The variety of birds in Southern Africa is astounding. The variations of colour, behaviour and movements make us humans appear positively tame by comparison
In southern Africa we have two types of Oxpecker, the red and yellow-billed. The bills of these two species are slightly different with the Yellow-billed Oxpecker having a stouter bill for plucking parasites and ticks off their host while the Red-billed Oxpecker has a smaller more flattened bills for combing or scissoring through their hosts hair. The next shot shows Red-billed Oxpeckers scissoring through a bull Giraffe’s hide.
The Yellow-billed Oxpecker looks and behaves in a very similar way to its Red-billed cousin. The two-tone colour of the bill and its red eye are distinguishing features of the Yellow-billed Oxpecker, as is its larger bill. The Red-billed Oxpecker has a yellow ring around its eye. These birds do a wonderful job providing a personal hygiene service for many animal plagued with ticks and parasites and they clean up open sores sipping the blood in the process.
Oxpeckers nest in natural holes or broken branch stumps of trees and are prone to Harrier-hawk raids. They often use the hair of their hosts as nest lining in their cup-shaped nests.
These birds can be difficult to photograph because they are usually out of the sun behind the dead branch searching for insects. It is a question of being patient and watching for the bird to hopefully come out into the sun. The colouring of these birds is usually beautiful with reds, blacks and golden tails. I was lucky enough to spot a pair of Bennett’s Woodpeckers foraging on the ground at Pretoriuskop in the Kruger Park. This pair hopped around eating ants and the male even climbed a stone wall to get at the ants in a crack.
It is not often you see a Woodpecker. Usually you hear them first tapping on a dead branch. They are either searching for insects, hollowing out a nest or tapping on the dead branch in avian morse code communication. This is how I found this little Cardinal Woodpecker in Borokalalo. It is always difficult to get a clean shot as they are usually high up in the tree with lots of dead branches in the way.
I have a long way to go to get my ideal woodpecker shots and to achieve full species coverage but that is part of the fun.
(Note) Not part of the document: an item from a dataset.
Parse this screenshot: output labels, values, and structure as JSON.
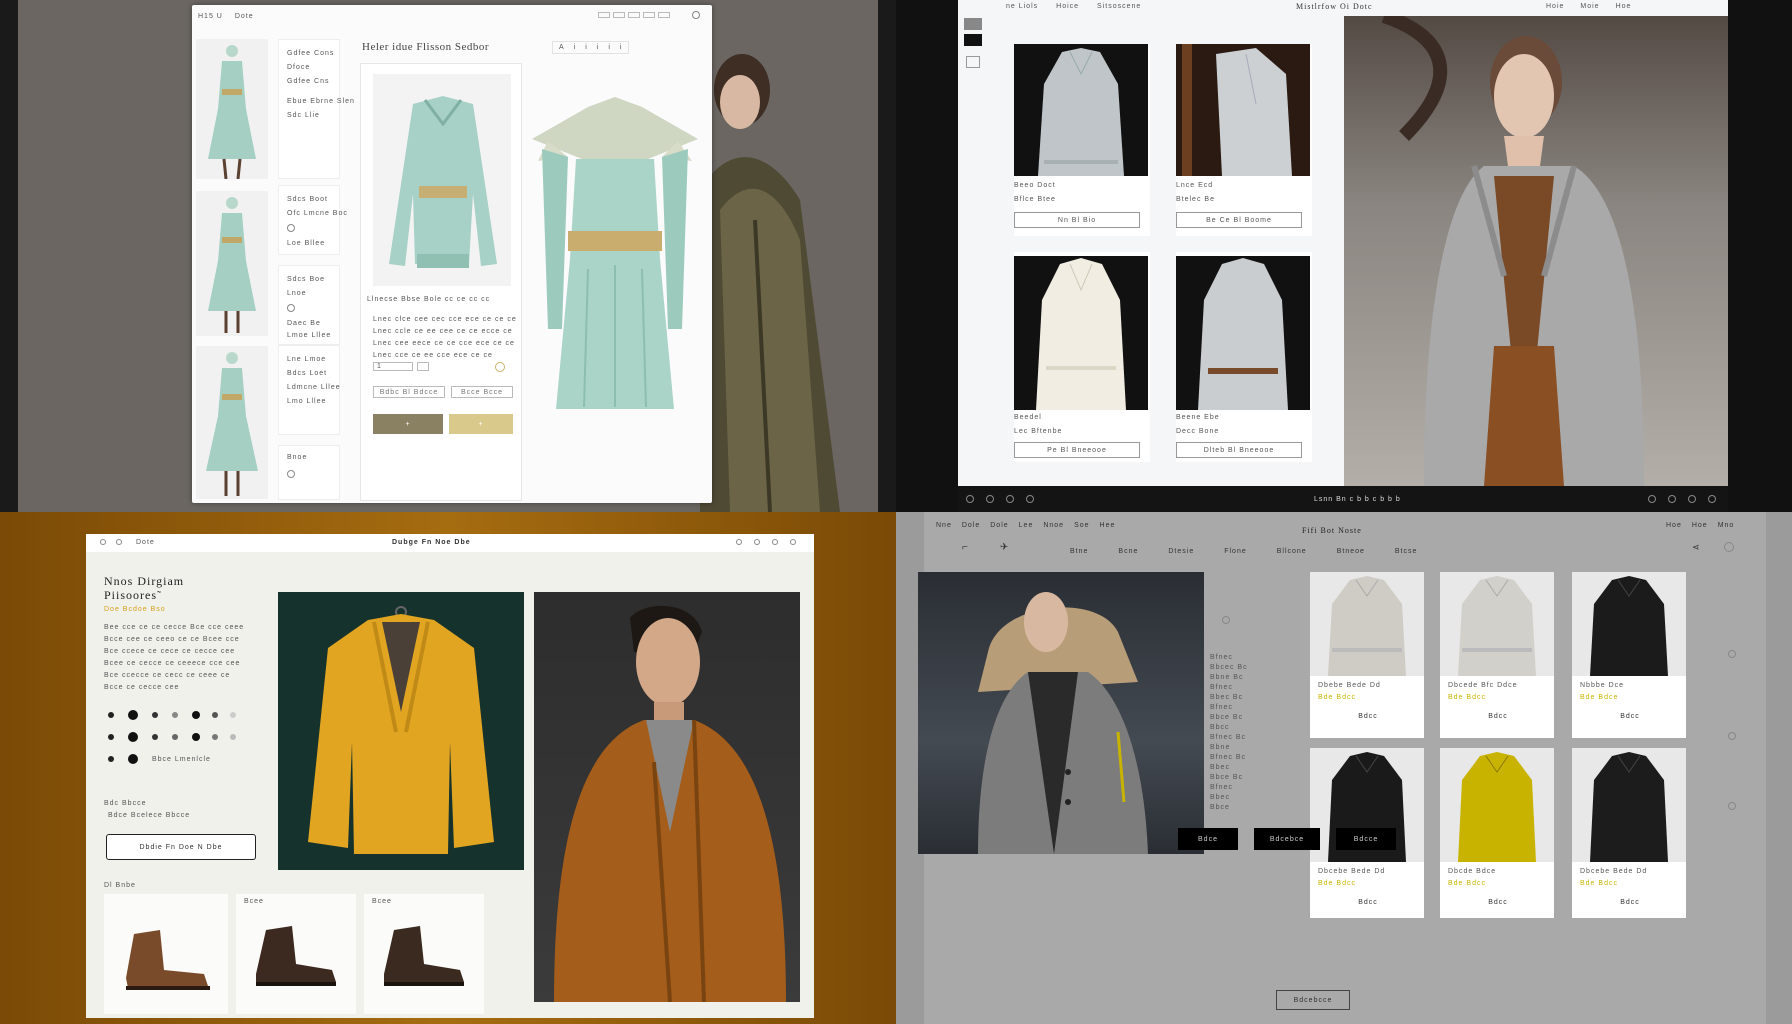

In early ,May I am off on a photographic trip to the Chobe with Coetzer Nature Photography. The link will give you an idea of what kind of photography is possible on the river.
I hope you enjoy the additions.
The bush is waiting for you – make space for it!